Keep every line of the data below that has the string "coin" and present those lines.

● ● ● ● ● ● ●

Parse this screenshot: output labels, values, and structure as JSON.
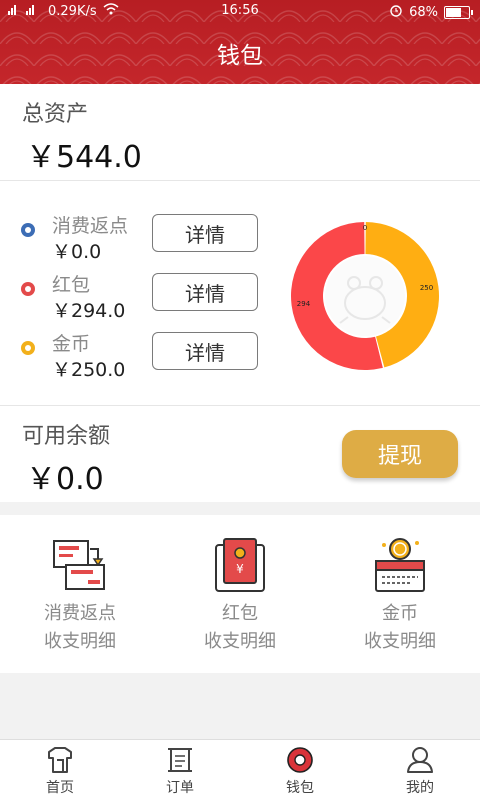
{
  "status_bar": {
    "signal_text": "4G 4G",
    "network_speed": "0.29K/s",
    "time": "16:56",
    "battery_percent": "68%",
    "battery_level": 0.68
  },
  "header": {
    "title": "钱包"
  },
  "total_assets": {
    "label": "总资产",
    "value": "￥544.0"
  },
  "assets": [
    {
      "name": "消费返点",
      "value": "￥0.0",
      "button": "详情",
      "color": "#3c6db5"
    },
    {
      "name": "红包",
      "value": "￥294.0",
      "button": "详情",
      "color": "#e34a4a"
    },
    {
      "name": "金币",
      "value": "￥250.0",
      "button": "详情",
      "color": "#f2b01b"
    }
  ],
  "chart_data": {
    "type": "pie",
    "donut": true,
    "slices": [
      {
        "label": "0",
        "value": 0,
        "color": "#3c6db5"
      },
      {
        "label": "250",
        "value": 250,
        "color": "#ffae12"
      },
      {
        "label": "294",
        "value": 294,
        "color": "#fb4749"
      }
    ]
  },
  "available_balance": {
    "label": "可用余额",
    "value": "￥0.0",
    "withdraw_button": "提现"
  },
  "ledgers": [
    {
      "line1": "消费返点",
      "line2": "收支明细",
      "icon": "rebate-ledger-icon"
    },
    {
      "line1": "红包",
      "line2": "收支明细",
      "icon": "red-envelope-icon"
    },
    {
      "line1": "金币",
      "line2": "收支明细",
      "icon": "gold-coin-box-icon"
    }
  ],
  "tabs": [
    {
      "label": "首页",
      "icon": "home-shirt-icon"
    },
    {
      "label": "订单",
      "icon": "scroll-icon"
    },
    {
      "label": "钱包",
      "icon": "wallet-coin-icon",
      "active": true
    },
    {
      "label": "我的",
      "icon": "user-icon"
    }
  ]
}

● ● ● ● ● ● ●

* _Response_:
      "icon": "gold-coin-box-icon"
      "icon": "wallet-coin-icon",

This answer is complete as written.